**AIM OF THE TASK**
Find out how many lines of the listing below include "account" and report only that number.
**** EXTRACTED DATA ****
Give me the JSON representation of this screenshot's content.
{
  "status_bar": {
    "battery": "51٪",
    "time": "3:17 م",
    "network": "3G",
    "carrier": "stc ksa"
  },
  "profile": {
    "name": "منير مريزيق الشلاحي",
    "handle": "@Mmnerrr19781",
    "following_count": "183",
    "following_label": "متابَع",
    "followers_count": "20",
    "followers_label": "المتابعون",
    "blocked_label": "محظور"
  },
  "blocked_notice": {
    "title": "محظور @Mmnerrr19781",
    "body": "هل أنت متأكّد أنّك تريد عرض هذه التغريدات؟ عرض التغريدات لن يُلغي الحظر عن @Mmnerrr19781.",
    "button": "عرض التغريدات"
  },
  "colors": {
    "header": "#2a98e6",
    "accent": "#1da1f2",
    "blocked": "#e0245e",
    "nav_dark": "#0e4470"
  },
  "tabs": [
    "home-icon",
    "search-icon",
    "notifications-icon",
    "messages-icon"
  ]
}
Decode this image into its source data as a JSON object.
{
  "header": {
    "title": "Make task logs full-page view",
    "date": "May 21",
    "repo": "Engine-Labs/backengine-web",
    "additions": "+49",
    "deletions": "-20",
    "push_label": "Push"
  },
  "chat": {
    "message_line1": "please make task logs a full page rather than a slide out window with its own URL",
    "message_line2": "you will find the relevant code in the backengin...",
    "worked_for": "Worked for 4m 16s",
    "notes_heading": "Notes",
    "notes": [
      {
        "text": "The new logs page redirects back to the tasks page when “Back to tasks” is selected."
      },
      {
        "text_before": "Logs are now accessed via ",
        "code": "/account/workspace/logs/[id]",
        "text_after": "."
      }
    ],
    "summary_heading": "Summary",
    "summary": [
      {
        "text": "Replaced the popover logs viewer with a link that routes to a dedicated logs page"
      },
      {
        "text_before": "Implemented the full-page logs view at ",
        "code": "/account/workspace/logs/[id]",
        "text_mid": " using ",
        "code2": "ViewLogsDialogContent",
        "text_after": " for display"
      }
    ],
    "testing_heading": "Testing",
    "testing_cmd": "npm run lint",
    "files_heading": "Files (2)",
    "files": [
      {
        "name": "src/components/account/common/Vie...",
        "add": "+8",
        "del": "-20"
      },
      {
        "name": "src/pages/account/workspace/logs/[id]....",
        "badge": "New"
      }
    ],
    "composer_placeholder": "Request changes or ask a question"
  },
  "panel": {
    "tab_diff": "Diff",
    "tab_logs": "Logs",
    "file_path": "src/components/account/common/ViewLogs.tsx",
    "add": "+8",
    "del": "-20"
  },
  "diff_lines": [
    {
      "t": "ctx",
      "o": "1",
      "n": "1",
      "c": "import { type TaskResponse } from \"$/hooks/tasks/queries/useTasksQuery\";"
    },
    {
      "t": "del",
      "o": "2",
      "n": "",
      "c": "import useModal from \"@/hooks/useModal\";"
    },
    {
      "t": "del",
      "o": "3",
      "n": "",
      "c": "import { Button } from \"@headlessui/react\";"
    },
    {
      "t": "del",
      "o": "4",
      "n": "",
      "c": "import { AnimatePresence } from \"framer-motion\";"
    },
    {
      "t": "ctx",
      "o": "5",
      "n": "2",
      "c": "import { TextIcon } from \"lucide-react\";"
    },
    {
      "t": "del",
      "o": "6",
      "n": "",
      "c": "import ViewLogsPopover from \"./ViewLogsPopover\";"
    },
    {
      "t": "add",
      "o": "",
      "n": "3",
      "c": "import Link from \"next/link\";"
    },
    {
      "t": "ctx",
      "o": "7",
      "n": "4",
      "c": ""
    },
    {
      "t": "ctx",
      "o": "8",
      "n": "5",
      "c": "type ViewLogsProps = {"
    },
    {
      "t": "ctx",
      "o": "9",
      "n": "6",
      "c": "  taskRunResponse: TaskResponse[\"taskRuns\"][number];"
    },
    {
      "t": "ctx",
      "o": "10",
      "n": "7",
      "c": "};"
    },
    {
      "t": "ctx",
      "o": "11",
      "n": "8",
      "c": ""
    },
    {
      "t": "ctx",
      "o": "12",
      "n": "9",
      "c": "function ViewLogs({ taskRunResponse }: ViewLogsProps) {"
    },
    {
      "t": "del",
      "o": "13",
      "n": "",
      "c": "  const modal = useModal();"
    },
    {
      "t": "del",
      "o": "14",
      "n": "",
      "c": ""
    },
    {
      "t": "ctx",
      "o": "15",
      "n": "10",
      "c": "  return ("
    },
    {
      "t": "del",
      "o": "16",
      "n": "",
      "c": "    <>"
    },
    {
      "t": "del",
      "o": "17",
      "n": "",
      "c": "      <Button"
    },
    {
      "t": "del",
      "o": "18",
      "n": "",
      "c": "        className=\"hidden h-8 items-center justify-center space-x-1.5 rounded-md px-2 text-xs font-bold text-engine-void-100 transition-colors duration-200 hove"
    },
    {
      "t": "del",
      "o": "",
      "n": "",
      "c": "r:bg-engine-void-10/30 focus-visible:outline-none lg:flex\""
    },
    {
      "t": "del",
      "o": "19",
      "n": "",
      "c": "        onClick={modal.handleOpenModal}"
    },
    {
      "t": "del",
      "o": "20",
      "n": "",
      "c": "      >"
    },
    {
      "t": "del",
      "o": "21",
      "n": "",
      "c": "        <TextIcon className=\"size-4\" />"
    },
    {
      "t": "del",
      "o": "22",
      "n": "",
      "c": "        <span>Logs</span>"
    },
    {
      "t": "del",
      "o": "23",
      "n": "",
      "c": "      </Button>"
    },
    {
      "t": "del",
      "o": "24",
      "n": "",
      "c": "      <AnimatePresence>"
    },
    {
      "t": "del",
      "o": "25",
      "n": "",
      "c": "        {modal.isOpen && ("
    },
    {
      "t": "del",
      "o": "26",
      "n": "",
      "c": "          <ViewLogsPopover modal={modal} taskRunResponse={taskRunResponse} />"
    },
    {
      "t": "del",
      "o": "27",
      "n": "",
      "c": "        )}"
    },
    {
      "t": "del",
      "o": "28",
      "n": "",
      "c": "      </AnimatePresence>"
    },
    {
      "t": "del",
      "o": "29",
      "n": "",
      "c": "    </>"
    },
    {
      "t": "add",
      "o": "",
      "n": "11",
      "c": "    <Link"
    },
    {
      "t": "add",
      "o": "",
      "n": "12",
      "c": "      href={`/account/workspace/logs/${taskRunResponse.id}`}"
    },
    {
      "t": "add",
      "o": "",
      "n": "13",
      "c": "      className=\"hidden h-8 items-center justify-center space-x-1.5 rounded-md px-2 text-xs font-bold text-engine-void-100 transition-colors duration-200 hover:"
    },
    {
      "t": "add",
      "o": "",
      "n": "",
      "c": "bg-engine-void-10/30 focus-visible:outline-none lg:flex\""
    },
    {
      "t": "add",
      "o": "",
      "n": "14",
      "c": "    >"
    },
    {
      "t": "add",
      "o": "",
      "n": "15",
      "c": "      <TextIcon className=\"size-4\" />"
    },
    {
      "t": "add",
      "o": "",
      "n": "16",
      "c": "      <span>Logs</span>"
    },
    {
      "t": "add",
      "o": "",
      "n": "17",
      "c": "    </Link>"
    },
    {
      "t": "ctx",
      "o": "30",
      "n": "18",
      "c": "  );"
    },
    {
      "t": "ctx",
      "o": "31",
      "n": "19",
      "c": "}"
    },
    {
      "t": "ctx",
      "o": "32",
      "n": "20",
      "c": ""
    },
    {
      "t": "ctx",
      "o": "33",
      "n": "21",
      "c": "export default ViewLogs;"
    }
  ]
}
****
**RESULT**
6